Could Facebook be helping companies participate in illegal hiring practices that involve obvious age discrimination?
It certainly seems that way. At least one expert in employment and discrimination law has called the move "blatantly unlawful."
At issue is Facebook's ability to allow users to target ads directly to a specific demographic. This includes prospective employers who can limit ads about job opportunities so that they're exposed only to viewers within a certain age bracket.
A number of high-profile employers, including Verizon, Target and Amazon, have already used the service. For example, Verizon ran an employment ad for financial planners and analysts -- but the ad was arranged to only appear on the pages of users who were aged 25 to 36, living in the D.C. area with a demonstrated interest in financial matters. If you fell outside any of those demographics, you did not have any way to see the ad.
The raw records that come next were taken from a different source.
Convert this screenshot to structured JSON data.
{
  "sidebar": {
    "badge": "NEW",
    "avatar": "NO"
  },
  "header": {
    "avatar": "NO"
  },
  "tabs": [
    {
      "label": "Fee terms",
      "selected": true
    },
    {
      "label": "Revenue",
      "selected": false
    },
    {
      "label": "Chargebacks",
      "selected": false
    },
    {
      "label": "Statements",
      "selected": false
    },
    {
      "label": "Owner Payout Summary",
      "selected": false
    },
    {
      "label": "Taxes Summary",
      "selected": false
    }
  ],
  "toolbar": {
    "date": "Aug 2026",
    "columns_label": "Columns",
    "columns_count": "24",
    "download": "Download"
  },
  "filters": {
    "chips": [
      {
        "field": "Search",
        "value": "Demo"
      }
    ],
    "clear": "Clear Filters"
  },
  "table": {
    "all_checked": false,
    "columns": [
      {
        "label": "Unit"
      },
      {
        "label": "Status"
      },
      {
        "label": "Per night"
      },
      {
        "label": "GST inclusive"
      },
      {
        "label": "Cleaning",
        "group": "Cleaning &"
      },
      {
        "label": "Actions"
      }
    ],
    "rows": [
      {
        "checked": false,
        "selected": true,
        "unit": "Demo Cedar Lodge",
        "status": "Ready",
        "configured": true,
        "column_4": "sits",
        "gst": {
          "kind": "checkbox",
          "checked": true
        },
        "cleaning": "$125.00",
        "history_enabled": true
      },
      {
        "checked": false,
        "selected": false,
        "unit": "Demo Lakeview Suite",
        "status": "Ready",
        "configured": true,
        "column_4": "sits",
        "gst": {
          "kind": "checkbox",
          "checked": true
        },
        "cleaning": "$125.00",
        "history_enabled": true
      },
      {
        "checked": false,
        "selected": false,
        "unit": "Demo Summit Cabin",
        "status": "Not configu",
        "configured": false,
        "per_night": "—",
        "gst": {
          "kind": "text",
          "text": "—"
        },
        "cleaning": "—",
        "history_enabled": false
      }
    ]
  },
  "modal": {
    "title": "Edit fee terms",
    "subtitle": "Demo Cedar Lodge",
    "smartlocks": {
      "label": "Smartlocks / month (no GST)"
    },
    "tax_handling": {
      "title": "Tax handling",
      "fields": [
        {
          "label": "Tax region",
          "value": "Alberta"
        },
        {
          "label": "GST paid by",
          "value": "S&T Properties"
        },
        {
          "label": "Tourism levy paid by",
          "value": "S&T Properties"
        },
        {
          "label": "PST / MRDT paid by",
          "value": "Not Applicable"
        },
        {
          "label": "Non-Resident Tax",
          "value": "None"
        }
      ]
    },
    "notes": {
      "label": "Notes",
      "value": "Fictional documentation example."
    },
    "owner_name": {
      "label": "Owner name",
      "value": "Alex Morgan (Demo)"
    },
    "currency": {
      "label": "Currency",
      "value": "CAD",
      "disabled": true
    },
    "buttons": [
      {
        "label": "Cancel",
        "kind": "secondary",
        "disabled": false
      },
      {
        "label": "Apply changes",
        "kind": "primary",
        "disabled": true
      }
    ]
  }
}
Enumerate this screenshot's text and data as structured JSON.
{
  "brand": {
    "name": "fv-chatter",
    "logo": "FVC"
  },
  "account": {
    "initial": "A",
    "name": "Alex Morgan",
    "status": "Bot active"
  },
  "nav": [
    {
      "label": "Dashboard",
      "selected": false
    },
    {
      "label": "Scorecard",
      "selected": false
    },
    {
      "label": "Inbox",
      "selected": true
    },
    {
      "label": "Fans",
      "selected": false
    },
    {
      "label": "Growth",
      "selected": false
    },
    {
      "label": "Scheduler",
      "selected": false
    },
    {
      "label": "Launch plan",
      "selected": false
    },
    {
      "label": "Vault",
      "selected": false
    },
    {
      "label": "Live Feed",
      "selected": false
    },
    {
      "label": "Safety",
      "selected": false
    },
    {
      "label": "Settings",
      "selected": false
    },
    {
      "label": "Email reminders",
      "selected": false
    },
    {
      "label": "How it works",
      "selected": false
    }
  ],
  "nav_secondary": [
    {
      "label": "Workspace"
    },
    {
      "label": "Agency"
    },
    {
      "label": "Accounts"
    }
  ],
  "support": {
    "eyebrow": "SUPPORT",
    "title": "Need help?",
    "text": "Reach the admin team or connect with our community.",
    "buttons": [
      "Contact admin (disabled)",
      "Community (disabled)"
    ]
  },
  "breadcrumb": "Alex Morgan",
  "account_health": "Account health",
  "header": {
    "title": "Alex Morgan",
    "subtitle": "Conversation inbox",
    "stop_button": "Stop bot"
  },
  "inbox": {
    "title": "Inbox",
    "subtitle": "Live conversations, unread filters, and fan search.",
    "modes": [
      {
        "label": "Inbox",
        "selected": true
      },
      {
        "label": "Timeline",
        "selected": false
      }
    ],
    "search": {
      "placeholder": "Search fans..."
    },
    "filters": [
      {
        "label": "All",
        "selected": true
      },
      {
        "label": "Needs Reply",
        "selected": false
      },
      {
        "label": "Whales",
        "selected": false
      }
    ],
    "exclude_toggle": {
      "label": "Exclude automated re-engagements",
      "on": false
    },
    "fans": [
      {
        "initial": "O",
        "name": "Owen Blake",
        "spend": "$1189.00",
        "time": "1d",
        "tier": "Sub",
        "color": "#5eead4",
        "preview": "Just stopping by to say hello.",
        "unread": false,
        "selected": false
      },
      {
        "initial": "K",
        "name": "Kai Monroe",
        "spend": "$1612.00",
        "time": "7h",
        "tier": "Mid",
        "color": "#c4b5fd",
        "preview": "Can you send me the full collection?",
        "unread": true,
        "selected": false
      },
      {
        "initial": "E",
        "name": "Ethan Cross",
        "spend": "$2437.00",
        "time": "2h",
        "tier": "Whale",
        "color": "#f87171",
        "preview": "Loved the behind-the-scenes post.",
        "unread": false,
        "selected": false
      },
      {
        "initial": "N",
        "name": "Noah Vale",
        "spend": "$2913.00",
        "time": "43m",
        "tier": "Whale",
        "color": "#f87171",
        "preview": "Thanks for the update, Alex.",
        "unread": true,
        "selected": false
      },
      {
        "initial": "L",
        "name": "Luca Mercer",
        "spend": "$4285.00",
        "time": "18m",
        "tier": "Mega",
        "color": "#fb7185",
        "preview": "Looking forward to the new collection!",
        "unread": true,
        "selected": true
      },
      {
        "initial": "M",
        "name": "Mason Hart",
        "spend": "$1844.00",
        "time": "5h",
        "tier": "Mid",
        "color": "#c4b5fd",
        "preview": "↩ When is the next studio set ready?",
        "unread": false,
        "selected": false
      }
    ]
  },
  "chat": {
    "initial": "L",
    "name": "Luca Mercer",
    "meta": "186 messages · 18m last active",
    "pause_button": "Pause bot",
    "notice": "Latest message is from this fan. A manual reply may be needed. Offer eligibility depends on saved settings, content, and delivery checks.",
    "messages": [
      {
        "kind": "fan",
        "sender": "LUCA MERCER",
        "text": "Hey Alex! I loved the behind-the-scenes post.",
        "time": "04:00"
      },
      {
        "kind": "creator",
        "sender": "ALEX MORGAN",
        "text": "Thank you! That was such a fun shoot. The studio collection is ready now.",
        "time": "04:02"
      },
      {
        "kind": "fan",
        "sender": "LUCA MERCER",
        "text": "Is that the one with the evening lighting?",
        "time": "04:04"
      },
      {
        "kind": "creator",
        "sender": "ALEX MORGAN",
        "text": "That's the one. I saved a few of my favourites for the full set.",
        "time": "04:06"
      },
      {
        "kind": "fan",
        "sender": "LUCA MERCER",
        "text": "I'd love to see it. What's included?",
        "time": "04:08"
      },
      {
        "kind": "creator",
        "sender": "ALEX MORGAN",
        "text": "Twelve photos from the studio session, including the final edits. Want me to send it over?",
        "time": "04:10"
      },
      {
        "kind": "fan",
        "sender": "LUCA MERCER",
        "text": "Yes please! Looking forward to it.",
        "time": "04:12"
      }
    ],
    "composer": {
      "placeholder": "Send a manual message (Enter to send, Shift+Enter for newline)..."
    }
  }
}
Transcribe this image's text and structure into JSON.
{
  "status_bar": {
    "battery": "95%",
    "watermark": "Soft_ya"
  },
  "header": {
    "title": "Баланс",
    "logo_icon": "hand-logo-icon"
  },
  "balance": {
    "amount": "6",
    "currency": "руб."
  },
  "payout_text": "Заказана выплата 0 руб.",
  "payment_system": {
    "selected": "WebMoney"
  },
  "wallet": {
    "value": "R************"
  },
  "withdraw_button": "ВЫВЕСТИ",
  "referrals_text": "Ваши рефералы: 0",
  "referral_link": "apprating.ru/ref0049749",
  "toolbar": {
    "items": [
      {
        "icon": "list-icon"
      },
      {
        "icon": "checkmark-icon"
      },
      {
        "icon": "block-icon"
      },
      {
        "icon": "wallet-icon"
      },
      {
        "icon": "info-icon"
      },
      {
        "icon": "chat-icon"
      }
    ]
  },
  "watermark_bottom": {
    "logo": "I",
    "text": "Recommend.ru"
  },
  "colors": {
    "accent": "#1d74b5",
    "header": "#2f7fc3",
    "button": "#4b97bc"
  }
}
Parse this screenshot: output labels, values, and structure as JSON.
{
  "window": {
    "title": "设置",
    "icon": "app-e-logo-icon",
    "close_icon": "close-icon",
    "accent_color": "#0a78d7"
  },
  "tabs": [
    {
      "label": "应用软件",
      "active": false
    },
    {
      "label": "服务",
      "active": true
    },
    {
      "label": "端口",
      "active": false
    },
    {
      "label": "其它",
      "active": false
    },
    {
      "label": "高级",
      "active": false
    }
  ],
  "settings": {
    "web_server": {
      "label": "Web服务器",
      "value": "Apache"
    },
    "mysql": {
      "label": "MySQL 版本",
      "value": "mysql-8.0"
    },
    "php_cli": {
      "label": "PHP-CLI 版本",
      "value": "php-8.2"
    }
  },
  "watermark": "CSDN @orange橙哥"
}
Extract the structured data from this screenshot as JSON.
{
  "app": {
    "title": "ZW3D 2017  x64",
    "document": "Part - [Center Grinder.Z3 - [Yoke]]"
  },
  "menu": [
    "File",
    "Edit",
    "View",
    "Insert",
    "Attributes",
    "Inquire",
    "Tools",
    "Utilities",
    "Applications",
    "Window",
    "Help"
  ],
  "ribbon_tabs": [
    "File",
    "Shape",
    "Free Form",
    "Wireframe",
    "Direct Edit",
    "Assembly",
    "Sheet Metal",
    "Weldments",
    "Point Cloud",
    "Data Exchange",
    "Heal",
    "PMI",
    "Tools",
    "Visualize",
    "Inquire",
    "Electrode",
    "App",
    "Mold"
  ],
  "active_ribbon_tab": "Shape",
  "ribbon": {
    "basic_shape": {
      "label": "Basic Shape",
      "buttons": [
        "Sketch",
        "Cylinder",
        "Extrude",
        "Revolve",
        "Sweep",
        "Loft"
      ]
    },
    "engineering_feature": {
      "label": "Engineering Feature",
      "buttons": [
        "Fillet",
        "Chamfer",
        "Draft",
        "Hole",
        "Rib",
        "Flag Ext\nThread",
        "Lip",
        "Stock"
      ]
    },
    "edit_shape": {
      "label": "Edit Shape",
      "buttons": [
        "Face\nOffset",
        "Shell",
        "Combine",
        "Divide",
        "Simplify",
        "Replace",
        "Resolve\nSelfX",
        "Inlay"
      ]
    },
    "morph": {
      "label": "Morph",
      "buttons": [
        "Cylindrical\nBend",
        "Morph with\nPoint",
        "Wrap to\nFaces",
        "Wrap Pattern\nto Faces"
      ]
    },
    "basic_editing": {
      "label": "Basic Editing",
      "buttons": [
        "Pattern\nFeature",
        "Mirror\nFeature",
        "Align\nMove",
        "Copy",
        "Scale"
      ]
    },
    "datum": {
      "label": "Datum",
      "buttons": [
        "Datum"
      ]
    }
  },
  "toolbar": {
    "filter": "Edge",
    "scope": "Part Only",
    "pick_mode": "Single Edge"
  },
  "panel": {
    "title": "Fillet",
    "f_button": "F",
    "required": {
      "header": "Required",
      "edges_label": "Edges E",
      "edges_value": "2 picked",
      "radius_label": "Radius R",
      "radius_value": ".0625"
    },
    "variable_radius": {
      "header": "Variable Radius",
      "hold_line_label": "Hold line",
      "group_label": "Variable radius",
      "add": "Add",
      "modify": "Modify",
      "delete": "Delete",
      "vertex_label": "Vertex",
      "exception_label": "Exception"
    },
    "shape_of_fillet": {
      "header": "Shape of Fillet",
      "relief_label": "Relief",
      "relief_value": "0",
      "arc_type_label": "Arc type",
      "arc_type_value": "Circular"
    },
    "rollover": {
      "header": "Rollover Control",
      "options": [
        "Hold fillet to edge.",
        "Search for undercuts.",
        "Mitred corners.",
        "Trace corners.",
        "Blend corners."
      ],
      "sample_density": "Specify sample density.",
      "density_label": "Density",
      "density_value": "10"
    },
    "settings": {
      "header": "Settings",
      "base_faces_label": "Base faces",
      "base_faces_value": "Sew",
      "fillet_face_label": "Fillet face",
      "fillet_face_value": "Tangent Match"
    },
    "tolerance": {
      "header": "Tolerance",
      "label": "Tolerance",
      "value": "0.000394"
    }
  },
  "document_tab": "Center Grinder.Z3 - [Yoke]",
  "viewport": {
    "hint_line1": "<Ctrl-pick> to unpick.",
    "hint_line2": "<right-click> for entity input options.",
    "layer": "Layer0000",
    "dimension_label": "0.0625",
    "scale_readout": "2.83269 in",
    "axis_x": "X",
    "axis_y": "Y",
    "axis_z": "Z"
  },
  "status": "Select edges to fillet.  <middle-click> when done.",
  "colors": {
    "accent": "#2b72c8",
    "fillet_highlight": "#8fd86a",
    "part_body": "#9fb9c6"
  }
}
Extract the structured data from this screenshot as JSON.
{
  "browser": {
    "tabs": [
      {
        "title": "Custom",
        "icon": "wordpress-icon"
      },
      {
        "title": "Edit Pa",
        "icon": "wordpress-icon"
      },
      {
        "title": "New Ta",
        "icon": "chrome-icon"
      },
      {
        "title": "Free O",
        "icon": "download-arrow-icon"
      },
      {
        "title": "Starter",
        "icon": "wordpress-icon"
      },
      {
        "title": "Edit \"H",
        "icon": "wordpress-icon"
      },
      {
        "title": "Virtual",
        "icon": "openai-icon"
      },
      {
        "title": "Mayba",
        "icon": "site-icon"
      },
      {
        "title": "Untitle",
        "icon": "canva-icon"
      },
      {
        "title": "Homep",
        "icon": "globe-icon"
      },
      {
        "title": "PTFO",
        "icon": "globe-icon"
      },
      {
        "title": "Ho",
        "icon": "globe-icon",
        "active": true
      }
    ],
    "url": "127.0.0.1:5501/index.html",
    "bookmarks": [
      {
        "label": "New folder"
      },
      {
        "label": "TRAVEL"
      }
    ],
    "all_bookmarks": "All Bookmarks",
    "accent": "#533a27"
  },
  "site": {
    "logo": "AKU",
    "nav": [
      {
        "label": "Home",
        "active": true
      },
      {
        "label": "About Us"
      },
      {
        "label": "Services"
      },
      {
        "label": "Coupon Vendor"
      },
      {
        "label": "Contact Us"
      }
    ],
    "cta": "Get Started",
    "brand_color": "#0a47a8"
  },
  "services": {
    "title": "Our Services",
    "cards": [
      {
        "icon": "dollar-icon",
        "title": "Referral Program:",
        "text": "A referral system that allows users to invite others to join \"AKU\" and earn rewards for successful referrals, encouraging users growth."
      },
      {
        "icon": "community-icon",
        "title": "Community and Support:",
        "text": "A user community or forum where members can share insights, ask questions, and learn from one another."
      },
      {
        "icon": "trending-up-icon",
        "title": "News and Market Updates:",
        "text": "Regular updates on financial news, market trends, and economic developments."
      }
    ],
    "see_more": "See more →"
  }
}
While restricting a job by location, degree and field of interest is acceptable -- restricting applicants based on age is a violation of federal laws that are supposed to prevent hiring discrimination based on age.
Facebook isn't the only online forum that may be guilty of helping assist in age discrimination. LinkedIn and Google have also accepted ads that excluded people of certain age groups.
However, this may change in the wake of legal challenges that are rising. The first class-action lawsuit against Facebook's policy of allowing users to target job ads to a specific age range has been filed in federal court in San Francisco.
Anybody who believes that they've been a victim of workplace discrimination should seek legal advice in order to explore their options.
Source: The New York Times, "Facebook Jobs Ads Raise Concerns About Age Discrimination," Julia Angwin, Noam Scheiber and Ariana Tobin, Dec. 20, 2017